# Data for the task
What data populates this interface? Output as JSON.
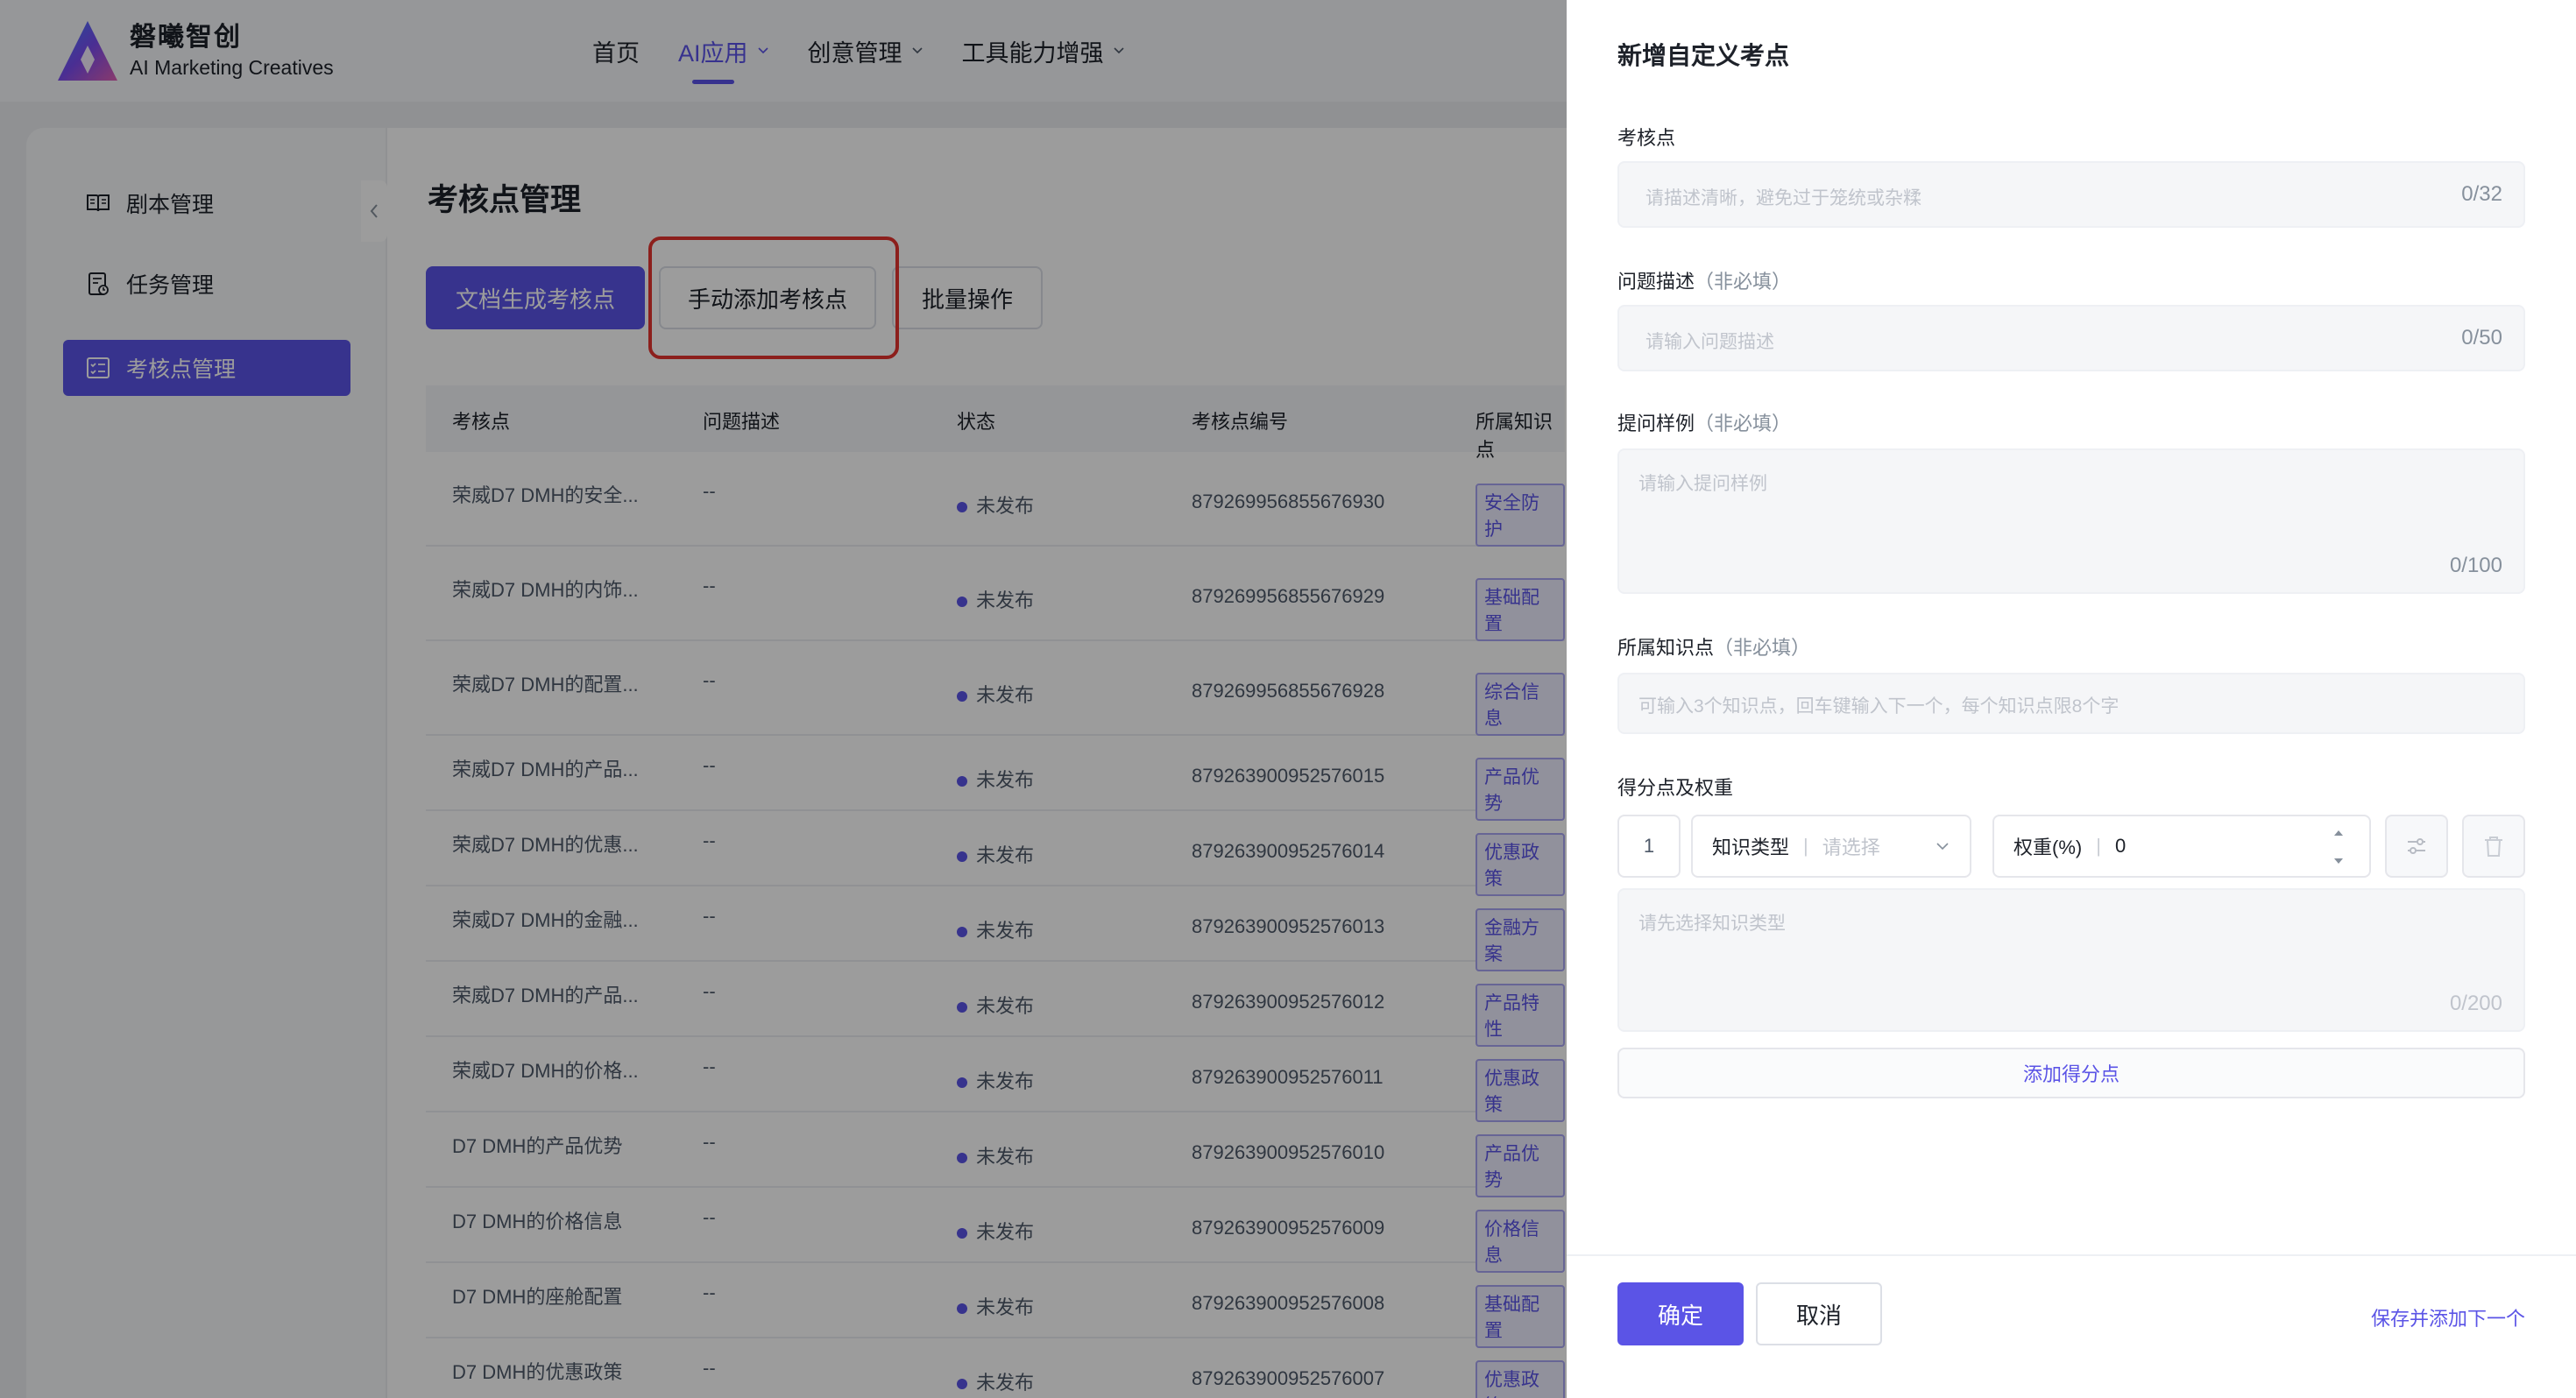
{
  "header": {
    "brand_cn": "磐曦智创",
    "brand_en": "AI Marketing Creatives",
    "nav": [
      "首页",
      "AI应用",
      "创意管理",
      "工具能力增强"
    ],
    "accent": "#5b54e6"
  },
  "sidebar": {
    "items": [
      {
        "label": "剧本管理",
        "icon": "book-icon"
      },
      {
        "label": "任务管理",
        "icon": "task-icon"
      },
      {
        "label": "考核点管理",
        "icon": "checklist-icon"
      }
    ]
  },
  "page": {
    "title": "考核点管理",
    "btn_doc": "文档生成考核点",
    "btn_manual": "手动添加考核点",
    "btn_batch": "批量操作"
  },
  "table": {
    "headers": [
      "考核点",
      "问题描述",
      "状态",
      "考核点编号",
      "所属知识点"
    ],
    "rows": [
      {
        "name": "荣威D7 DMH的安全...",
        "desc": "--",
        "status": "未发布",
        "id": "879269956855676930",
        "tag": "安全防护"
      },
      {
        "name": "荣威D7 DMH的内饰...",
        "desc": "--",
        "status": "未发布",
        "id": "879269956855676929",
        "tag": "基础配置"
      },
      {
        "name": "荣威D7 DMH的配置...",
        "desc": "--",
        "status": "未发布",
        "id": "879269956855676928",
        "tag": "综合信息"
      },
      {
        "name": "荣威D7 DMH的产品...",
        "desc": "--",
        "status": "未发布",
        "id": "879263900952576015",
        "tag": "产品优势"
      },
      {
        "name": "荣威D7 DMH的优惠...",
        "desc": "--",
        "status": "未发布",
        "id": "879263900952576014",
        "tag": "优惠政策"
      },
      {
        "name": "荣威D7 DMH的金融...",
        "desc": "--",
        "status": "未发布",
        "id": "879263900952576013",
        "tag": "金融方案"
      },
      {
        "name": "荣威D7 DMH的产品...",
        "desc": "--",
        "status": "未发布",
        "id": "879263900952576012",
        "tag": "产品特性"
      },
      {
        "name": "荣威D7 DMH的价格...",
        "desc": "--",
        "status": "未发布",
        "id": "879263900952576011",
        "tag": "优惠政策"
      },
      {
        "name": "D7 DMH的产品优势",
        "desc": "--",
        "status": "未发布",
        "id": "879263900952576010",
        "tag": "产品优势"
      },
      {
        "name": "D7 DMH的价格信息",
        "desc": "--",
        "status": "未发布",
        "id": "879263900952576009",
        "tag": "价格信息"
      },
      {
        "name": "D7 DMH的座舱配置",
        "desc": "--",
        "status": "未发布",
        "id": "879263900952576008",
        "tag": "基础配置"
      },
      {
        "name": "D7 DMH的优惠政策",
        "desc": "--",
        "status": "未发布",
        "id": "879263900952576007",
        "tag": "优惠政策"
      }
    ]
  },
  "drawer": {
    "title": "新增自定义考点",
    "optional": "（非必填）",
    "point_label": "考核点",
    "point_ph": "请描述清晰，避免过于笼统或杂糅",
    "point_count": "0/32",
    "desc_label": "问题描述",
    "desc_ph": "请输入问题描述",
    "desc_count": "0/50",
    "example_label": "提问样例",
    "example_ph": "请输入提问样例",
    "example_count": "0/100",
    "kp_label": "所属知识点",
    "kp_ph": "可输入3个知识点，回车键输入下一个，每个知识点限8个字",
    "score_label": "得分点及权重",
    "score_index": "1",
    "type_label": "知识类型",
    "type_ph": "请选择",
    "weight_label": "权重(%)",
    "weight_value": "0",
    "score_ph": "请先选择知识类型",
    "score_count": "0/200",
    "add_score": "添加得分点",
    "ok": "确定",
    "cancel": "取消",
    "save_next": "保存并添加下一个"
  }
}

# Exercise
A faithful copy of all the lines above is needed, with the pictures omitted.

# Result of this exercise
What data populates this interface? Output as JSON.
{
  "header": {
    "brand_cn": "磐曦智创",
    "brand_en": "AI Marketing Creatives",
    "nav": [
      "首页",
      "AI应用",
      "创意管理",
      "工具能力增强"
    ],
    "accent": "#5b54e6"
  },
  "sidebar": {
    "items": [
      {
        "label": "剧本管理",
        "icon": "book-icon"
      },
      {
        "label": "任务管理",
        "icon": "task-icon"
      },
      {
        "label": "考核点管理",
        "icon": "checklist-icon"
      }
    ]
  },
  "page": {
    "title": "考核点管理",
    "btn_doc": "文档生成考核点",
    "btn_manual": "手动添加考核点",
    "btn_batch": "批量操作"
  },
  "table": {
    "headers": [
      "考核点",
      "问题描述",
      "状态",
      "考核点编号",
      "所属知识点"
    ],
    "rows": [
      {
        "name": "荣威D7 DMH的安全...",
        "desc": "--",
        "status": "未发布",
        "id": "879269956855676930",
        "tag": "安全防护"
      },
      {
        "name": "荣威D7 DMH的内饰...",
        "desc": "--",
        "status": "未发布",
        "id": "879269956855676929",
        "tag": "基础配置"
      },
      {
        "name": "荣威D7 DMH的配置...",
        "desc": "--",
        "status": "未发布",
        "id": "879269956855676928",
        "tag": "综合信息"
      },
      {
        "name": "荣威D7 DMH的产品...",
        "desc": "--",
        "status": "未发布",
        "id": "879263900952576015",
        "tag": "产品优势"
      },
      {
        "name": "荣威D7 DMH的优惠...",
        "desc": "--",
        "status": "未发布",
        "id": "879263900952576014",
        "tag": "优惠政策"
      },
      {
        "name": "荣威D7 DMH的金融...",
        "desc": "--",
        "status": "未发布",
        "id": "879263900952576013",
        "tag": "金融方案"
      },
      {
        "name": "荣威D7 DMH的产品...",
        "desc": "--",
        "status": "未发布",
        "id": "879263900952576012",
        "tag": "产品特性"
      },
      {
        "name": "荣威D7 DMH的价格...",
        "desc": "--",
        "status": "未发布",
        "id": "879263900952576011",
        "tag": "优惠政策"
      },
      {
        "name": "D7 DMH的产品优势",
        "desc": "--",
        "status": "未发布",
        "id": "879263900952576010",
        "tag": "产品优势"
      },
      {
        "name": "D7 DMH的价格信息",
        "desc": "--",
        "status": "未发布",
        "id": "879263900952576009",
        "tag": "价格信息"
      },
      {
        "name": "D7 DMH的座舱配置",
        "desc": "--",
        "status": "未发布",
        "id": "879263900952576008",
        "tag": "基础配置"
      },
      {
        "name": "D7 DMH的优惠政策",
        "desc": "--",
        "status": "未发布",
        "id": "879263900952576007",
        "tag": "优惠政策"
      }
    ]
  },
  "drawer": {
    "title": "新增自定义考点",
    "optional": "（非必填）",
    "point_label": "考核点",
    "point_ph": "请描述清晰，避免过于笼统或杂糅",
    "point_count": "0/32",
    "desc_label": "问题描述",
    "desc_ph": "请输入问题描述",
    "desc_count": "0/50",
    "example_label": "提问样例",
    "example_ph": "请输入提问样例",
    "example_count": "0/100",
    "kp_label": "所属知识点",
    "kp_ph": "可输入3个知识点，回车键输入下一个，每个知识点限8个字",
    "score_label": "得分点及权重",
    "score_index": "1",
    "type_label": "知识类型",
    "type_ph": "请选择",
    "weight_label": "权重(%)",
    "weight_value": "0",
    "score_ph": "请先选择知识类型",
    "score_count": "0/200",
    "add_score": "添加得分点",
    "ok": "确定",
    "cancel": "取消",
    "save_next": "保存并添加下一个"
  }
}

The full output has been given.